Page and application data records
════
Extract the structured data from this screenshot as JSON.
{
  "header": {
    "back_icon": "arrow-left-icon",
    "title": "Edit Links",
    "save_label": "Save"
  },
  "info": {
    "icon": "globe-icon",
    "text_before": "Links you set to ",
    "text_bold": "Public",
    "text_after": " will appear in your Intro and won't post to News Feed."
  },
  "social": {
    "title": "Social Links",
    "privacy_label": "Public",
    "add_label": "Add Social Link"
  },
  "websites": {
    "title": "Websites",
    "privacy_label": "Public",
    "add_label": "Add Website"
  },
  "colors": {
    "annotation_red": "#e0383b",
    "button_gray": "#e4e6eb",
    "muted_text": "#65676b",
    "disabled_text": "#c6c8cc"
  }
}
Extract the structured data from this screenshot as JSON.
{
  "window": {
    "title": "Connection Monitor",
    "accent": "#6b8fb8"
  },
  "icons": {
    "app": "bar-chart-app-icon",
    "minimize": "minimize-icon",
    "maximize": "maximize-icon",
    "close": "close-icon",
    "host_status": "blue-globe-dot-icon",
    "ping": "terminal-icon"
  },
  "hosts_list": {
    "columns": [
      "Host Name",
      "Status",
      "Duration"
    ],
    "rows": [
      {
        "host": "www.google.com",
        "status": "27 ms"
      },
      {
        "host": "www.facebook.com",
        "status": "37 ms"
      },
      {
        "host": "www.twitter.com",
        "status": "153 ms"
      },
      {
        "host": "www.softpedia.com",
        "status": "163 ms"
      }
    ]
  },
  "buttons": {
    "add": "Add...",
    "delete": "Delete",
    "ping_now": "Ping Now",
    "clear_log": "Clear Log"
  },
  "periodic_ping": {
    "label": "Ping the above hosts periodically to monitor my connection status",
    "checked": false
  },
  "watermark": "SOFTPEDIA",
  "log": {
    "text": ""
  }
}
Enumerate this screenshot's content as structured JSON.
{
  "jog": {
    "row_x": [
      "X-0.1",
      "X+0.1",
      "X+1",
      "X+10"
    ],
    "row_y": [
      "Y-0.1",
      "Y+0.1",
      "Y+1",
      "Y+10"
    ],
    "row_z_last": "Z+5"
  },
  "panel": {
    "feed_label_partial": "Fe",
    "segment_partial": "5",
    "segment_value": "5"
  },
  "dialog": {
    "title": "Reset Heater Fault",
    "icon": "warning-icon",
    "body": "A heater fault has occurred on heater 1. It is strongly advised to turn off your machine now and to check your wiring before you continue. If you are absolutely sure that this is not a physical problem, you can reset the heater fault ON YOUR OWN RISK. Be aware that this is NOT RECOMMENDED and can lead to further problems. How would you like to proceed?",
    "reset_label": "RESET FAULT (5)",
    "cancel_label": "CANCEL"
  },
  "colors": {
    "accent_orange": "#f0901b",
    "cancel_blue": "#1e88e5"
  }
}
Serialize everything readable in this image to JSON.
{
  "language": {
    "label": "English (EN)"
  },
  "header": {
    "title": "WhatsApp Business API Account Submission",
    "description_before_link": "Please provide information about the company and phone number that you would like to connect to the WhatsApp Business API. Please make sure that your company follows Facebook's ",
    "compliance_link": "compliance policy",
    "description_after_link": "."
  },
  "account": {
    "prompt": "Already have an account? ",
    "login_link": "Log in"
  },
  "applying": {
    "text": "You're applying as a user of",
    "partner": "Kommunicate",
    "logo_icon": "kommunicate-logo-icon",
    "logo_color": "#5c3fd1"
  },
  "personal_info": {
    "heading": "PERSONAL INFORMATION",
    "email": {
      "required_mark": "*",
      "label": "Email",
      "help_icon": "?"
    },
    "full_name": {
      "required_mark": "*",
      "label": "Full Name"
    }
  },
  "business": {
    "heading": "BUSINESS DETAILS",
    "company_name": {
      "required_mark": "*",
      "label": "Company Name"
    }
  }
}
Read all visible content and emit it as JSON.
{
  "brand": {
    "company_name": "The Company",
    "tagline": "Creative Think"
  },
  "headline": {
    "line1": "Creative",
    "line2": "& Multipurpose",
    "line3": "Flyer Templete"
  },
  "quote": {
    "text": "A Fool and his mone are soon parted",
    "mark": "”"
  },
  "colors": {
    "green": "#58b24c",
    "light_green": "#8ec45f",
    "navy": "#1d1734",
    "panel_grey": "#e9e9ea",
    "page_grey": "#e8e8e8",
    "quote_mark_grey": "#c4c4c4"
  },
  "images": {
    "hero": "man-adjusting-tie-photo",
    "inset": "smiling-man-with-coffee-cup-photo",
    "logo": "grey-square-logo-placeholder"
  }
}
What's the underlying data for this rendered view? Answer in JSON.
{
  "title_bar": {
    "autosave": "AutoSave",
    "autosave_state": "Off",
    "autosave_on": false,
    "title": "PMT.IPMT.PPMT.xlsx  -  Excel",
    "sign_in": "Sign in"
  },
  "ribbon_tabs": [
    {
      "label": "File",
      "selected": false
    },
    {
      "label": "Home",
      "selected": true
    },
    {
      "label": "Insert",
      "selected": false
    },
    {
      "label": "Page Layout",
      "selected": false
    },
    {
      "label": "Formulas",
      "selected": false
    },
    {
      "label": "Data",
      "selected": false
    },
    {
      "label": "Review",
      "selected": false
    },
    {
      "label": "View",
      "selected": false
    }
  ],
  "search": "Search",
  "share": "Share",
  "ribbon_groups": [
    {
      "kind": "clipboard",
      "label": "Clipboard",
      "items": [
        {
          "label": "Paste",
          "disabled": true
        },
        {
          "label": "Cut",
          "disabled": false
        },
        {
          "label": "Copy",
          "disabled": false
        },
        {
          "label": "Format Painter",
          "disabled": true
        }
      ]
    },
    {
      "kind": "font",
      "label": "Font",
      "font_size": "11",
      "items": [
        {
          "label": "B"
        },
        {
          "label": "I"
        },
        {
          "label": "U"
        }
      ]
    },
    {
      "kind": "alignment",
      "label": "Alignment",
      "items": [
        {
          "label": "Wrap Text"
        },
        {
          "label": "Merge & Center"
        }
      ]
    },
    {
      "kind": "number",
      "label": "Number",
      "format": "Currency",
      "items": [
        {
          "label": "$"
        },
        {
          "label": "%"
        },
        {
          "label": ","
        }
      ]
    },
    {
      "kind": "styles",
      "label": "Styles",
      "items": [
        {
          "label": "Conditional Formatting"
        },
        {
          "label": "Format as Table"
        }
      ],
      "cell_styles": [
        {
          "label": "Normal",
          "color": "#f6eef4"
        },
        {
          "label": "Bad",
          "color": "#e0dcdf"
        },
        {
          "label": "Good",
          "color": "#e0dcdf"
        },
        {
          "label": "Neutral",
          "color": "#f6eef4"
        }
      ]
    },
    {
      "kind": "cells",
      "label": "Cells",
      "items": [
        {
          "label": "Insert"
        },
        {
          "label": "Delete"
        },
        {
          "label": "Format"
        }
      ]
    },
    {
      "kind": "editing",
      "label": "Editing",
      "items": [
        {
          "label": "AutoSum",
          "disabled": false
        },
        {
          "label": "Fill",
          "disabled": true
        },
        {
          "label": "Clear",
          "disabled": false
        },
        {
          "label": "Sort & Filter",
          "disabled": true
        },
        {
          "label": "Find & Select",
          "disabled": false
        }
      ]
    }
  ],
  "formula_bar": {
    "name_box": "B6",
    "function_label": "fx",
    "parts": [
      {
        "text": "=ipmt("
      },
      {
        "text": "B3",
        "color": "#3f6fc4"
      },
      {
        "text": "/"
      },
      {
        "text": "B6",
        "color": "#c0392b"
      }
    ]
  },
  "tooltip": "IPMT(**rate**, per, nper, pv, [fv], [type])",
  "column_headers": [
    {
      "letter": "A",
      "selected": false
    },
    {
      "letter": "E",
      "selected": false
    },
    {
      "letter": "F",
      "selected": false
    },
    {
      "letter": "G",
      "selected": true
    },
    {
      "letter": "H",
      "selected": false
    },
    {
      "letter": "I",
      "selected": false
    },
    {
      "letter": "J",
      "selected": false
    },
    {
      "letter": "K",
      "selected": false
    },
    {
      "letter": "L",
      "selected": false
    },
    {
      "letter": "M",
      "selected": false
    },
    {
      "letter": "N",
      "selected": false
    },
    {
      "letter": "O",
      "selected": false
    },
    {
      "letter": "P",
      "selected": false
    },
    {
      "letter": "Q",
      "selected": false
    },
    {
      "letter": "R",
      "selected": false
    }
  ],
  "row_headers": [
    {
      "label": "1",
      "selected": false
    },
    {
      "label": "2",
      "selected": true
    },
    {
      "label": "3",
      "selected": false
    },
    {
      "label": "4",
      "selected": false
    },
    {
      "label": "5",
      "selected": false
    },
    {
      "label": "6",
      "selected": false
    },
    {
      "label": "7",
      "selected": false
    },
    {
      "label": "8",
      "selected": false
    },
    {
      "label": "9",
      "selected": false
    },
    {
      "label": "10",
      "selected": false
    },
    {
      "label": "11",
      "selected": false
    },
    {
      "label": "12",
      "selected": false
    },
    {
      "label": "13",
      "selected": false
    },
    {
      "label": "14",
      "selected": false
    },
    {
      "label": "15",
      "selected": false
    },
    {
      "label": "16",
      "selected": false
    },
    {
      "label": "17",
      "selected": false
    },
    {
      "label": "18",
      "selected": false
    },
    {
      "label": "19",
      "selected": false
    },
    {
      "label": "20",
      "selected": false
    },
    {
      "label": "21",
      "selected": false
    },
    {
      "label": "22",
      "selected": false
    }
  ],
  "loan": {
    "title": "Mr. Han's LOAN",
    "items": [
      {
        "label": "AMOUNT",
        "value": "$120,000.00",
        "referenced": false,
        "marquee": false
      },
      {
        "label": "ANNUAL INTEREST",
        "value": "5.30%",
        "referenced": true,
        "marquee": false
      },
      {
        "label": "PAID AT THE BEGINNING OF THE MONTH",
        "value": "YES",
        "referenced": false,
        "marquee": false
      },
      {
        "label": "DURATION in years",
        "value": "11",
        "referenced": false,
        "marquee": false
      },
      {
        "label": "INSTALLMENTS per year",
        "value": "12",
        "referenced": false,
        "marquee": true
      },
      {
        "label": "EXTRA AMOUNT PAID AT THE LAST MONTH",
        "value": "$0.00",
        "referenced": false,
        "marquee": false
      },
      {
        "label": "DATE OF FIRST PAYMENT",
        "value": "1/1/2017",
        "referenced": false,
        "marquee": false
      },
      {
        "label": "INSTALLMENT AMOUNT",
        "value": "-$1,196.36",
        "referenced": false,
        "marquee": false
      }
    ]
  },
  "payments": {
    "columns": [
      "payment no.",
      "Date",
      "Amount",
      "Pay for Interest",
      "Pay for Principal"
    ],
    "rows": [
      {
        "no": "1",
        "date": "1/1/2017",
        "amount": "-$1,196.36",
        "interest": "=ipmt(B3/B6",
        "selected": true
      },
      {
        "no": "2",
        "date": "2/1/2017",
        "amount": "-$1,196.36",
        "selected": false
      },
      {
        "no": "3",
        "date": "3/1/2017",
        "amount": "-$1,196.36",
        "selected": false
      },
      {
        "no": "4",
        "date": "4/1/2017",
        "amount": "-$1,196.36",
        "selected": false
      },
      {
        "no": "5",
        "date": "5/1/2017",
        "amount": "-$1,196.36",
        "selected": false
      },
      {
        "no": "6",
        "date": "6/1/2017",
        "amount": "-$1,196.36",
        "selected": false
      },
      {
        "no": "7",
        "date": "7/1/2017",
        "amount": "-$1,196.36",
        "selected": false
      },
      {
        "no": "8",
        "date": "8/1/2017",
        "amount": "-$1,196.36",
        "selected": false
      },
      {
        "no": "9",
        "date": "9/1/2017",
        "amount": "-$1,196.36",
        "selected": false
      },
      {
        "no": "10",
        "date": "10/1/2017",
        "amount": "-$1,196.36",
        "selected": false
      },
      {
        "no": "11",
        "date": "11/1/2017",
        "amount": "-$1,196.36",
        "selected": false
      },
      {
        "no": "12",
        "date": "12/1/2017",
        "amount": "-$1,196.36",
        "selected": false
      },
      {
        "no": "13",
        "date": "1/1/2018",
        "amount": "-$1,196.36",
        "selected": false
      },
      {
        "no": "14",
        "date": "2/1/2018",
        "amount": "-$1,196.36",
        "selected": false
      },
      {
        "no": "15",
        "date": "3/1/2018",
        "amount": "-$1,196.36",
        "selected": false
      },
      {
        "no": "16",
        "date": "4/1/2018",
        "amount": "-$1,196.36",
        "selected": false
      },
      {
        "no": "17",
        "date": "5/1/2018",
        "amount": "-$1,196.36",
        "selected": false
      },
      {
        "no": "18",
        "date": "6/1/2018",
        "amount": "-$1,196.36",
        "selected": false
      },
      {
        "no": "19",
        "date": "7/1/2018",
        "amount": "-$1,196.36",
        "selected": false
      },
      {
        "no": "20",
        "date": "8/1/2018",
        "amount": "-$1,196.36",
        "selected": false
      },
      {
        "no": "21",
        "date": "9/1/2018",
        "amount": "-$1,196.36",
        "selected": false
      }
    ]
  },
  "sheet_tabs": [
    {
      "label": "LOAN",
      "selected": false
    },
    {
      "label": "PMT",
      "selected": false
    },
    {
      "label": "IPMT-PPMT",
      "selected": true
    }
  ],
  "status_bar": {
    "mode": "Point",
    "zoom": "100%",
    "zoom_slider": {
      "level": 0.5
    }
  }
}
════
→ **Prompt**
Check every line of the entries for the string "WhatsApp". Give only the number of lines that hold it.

→ **Response for this exercise**
2